Records for this task:

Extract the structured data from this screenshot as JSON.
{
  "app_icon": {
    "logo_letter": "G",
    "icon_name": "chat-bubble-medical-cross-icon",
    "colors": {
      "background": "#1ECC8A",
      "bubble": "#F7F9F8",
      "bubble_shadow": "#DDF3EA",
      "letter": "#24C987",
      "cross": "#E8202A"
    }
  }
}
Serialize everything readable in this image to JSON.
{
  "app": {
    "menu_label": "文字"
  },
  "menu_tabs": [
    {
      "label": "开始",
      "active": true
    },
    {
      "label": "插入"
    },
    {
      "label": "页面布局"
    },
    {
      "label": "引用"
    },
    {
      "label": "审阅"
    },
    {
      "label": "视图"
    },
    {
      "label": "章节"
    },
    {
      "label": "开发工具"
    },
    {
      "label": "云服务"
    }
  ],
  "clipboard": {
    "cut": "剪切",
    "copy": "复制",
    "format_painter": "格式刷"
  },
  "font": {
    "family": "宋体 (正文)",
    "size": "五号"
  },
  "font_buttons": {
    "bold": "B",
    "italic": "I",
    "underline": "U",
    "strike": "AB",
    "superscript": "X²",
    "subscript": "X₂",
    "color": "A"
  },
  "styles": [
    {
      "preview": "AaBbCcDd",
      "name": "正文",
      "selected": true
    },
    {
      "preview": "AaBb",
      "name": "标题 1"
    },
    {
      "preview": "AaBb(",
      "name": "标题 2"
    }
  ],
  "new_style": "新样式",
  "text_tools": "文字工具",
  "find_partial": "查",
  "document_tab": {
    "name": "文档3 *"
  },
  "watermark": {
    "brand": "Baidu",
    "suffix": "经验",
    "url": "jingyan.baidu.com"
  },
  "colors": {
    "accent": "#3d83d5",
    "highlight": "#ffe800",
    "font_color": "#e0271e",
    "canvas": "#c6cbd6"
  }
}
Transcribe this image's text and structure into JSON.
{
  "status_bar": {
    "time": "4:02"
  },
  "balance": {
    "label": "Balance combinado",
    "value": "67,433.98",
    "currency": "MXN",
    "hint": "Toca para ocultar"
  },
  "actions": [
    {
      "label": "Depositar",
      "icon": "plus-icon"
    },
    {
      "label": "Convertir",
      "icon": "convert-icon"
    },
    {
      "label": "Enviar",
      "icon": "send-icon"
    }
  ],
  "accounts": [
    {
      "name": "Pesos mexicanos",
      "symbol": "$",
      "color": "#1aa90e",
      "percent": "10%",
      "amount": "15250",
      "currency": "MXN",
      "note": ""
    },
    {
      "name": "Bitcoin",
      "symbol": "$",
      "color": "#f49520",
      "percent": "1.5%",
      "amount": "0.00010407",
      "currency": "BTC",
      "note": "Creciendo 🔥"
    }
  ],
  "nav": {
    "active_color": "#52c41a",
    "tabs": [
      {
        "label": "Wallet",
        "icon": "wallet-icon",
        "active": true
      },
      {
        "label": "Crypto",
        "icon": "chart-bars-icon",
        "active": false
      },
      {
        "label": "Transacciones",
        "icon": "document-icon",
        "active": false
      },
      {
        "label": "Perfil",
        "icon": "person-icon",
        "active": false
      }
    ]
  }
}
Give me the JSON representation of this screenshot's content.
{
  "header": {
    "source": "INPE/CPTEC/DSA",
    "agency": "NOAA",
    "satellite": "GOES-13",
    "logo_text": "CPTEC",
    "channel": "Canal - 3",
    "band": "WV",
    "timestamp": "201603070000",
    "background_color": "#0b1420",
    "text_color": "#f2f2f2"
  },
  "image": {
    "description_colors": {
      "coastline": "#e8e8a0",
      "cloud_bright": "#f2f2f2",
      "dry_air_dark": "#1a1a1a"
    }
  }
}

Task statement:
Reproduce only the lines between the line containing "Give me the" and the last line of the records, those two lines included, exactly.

Answer box:
Give me the JSON representation of this screenshot's content.
{
  "header": {
    "source": "INPE/CPTEC/DSA",
    "agency": "NOAA",
    "satellite": "GOES-13",
    "logo_text": "CPTEC",
    "channel": "Canal - 3",
    "band": "WV",
    "timestamp": "201603070000",
    "background_color": "#0b1420",
    "text_color": "#f2f2f2"
  },
  "image": {
    "description_colors": {
      "coastline": "#e8e8a0",
      "cloud_bright": "#f2f2f2",
      "dry_air_dark": "#1a1a1a"
    }
  }
}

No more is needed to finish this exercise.